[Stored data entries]
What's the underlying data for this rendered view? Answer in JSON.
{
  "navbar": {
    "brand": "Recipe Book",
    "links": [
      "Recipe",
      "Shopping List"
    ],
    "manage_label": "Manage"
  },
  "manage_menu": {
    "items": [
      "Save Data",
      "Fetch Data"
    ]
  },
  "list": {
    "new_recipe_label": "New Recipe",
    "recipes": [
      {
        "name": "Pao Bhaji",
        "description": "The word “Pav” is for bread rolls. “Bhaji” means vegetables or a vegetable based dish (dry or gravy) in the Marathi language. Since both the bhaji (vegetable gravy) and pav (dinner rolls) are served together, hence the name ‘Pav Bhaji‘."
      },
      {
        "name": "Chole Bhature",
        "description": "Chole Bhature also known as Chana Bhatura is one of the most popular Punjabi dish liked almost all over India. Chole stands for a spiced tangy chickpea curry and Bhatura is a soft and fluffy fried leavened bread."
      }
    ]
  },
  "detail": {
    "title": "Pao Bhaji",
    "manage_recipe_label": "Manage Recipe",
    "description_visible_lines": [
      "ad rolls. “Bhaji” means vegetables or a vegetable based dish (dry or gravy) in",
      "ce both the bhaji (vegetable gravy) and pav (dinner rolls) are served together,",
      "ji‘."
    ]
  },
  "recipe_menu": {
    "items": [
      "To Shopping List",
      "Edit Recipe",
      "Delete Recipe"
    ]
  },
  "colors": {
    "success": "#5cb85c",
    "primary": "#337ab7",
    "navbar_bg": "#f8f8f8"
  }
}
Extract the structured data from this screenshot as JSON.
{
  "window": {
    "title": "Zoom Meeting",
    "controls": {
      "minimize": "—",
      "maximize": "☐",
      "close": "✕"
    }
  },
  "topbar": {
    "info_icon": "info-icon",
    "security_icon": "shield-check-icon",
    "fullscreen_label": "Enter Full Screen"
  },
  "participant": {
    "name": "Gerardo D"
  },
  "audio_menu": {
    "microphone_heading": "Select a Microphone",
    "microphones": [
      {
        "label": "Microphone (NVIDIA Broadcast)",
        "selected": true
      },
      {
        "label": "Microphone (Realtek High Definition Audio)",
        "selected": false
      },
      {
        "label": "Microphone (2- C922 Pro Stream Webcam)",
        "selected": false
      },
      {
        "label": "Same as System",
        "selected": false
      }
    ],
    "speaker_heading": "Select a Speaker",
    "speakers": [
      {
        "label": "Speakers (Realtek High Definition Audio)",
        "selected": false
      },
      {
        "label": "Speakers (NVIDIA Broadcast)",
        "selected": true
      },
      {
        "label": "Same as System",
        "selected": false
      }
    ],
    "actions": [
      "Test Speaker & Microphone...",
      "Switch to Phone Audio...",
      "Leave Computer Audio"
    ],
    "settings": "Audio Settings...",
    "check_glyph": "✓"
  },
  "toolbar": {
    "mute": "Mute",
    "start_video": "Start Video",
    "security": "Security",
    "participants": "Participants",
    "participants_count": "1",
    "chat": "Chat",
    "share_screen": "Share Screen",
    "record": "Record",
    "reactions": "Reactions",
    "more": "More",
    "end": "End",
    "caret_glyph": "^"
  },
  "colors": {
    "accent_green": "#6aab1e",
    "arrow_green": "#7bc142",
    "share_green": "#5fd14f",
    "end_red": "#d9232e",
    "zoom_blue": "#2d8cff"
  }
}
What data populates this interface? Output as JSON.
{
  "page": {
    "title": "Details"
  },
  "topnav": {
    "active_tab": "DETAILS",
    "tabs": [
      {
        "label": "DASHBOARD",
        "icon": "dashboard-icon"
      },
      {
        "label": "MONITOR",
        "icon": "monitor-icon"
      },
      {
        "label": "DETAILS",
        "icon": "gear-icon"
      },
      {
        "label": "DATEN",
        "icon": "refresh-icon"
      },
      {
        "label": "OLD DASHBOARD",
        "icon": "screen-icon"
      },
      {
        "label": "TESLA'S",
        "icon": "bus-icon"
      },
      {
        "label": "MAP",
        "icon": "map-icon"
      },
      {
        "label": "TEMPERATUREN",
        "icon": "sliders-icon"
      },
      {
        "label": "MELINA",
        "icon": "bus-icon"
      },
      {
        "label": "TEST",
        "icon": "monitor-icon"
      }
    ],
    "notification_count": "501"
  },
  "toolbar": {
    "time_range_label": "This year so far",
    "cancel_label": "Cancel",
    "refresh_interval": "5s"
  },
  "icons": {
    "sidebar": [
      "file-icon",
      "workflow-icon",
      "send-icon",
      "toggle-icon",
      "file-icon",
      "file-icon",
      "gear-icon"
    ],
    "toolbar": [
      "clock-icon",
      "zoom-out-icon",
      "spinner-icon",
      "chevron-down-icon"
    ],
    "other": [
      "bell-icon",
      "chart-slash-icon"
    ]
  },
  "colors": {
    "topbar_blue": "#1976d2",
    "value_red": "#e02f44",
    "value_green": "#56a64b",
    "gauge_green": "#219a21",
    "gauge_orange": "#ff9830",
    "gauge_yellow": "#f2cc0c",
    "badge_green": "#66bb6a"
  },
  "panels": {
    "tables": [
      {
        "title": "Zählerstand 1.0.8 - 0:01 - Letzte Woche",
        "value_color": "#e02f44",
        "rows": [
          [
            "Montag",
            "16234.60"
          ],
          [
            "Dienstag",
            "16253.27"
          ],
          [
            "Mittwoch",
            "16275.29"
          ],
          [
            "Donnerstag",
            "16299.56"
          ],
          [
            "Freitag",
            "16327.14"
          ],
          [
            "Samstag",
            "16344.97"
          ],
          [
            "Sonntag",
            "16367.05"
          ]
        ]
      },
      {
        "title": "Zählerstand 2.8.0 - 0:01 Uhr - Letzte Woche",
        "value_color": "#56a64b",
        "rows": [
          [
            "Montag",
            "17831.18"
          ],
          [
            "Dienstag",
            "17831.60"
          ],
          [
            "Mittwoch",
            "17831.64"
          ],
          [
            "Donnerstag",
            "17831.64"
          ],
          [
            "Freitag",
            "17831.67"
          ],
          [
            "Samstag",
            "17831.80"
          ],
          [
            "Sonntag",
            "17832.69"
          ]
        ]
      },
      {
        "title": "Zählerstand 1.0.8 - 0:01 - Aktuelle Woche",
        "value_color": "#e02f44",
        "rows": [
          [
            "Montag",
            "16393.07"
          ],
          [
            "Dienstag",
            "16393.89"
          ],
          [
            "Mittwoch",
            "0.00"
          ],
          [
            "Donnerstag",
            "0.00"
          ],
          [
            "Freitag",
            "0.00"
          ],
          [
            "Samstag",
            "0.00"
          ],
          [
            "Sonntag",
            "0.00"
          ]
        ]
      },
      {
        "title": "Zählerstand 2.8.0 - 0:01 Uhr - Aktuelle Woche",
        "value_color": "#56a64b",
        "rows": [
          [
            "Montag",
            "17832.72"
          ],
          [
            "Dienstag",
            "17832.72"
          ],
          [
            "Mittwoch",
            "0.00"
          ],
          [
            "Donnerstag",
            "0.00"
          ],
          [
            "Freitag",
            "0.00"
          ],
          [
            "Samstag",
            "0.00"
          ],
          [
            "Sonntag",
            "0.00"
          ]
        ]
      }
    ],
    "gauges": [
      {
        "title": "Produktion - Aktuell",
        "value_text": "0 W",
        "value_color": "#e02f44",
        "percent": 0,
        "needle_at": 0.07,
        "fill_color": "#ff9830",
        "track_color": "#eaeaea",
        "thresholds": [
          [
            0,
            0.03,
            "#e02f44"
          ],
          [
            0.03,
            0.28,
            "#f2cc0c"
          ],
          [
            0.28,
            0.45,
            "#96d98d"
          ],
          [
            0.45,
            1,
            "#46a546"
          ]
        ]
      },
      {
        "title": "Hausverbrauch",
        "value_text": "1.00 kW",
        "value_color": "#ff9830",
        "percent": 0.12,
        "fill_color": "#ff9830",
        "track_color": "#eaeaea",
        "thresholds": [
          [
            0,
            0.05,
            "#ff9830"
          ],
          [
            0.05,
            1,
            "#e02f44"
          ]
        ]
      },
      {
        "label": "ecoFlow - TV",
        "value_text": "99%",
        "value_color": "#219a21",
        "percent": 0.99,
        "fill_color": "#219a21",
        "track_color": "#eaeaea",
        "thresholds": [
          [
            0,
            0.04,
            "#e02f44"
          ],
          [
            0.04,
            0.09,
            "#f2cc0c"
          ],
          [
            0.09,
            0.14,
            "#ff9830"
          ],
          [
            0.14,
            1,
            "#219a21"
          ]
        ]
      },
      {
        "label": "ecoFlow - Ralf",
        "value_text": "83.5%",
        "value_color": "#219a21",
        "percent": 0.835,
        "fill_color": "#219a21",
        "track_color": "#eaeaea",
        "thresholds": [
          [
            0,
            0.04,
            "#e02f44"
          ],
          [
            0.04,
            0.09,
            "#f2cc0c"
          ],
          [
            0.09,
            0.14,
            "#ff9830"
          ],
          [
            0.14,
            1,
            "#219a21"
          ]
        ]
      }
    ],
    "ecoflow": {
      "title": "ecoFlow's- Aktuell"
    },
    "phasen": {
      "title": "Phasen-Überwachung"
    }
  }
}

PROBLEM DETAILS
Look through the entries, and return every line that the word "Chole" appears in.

REPLY
        "name": "Chole Bhature",
        "description": "Chole Bhature also known as Chana Bhatura is one of the most popular Punjabi dish liked almost all over India. Chole stands for a spiced tangy chickpea curry and Bhatura is a soft and fluffy fried leavened bread."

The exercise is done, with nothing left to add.